It turns out not everyone wants BYOD

The 'bring your own device' trend may have crested, due to concerns about security and control.

Based on all the analyst reports, articles, and conference chatter out there, one can be forgiven for assuming that bring your own device (BYOD) is an unstoppable wave that needs to be accommodated and supported in enterprises.

iPhone in use-photo by Joe McKendrick
Photo: Joe McKendrick

In fact, a conscientious, business-minded CIO would likely to see BYOD as the ultimate expression of user desires, and work at ways to design systems that are open and accommodating to any and all smartphones or tablets.

Some IT leaders are bucking the trend, however. In fact, there may even be a growing backlash against BYOD.

Sam Lamonica, CIO at Rosendin Electric, reportedly has put his foot down on BYOD at his company. According to a report by CIO's Tom Kaneshige. "We have a user base that might not, in a lot of cases, make the right choices," he is quoted as saying, citing security issues. 

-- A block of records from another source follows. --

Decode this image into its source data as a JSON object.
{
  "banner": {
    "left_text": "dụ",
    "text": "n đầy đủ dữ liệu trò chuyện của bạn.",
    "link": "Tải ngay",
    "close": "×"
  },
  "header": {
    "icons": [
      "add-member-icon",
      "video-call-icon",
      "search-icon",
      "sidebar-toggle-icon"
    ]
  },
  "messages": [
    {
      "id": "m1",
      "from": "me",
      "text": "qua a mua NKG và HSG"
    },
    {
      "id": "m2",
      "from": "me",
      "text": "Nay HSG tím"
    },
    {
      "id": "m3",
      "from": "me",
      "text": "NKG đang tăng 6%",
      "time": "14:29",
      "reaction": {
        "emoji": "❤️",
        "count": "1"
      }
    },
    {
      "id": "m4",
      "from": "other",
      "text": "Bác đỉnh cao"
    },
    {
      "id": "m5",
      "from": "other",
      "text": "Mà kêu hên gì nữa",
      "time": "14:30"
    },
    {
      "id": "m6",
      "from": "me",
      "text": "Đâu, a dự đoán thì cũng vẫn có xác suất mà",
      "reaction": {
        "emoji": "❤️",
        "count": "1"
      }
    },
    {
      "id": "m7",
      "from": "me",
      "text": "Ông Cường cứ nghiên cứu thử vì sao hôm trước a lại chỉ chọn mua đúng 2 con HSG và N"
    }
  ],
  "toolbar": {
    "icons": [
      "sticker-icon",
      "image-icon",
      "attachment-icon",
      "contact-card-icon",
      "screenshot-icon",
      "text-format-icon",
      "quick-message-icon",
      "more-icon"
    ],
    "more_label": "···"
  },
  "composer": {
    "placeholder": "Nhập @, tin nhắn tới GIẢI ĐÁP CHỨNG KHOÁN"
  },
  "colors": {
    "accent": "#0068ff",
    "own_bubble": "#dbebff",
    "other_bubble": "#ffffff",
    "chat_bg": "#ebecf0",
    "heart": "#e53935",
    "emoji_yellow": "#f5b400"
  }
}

Kaneshige quotes a recent CompTIA survey that finds 51 percent of IT leaders are saying "no" to BYOD. Instead, companies such as Rosendin Electric are opting to provide corporate devices to employees, while giving the option for employees to use them for personal apps as well. Lamonica says his company's policy is "choose your own device," versus bring your own device.

It's not clear if this backlash against BYOD is a blip, or if it has legs. But it suggests there may be a growing source of contention between IT leaders and business groups on what devices employees will be using for their work. To date, the trend has appeared to be that the client side was slipping away from IT. This may be also a litmus test for the relative influence IT departments exercise within their enterprises.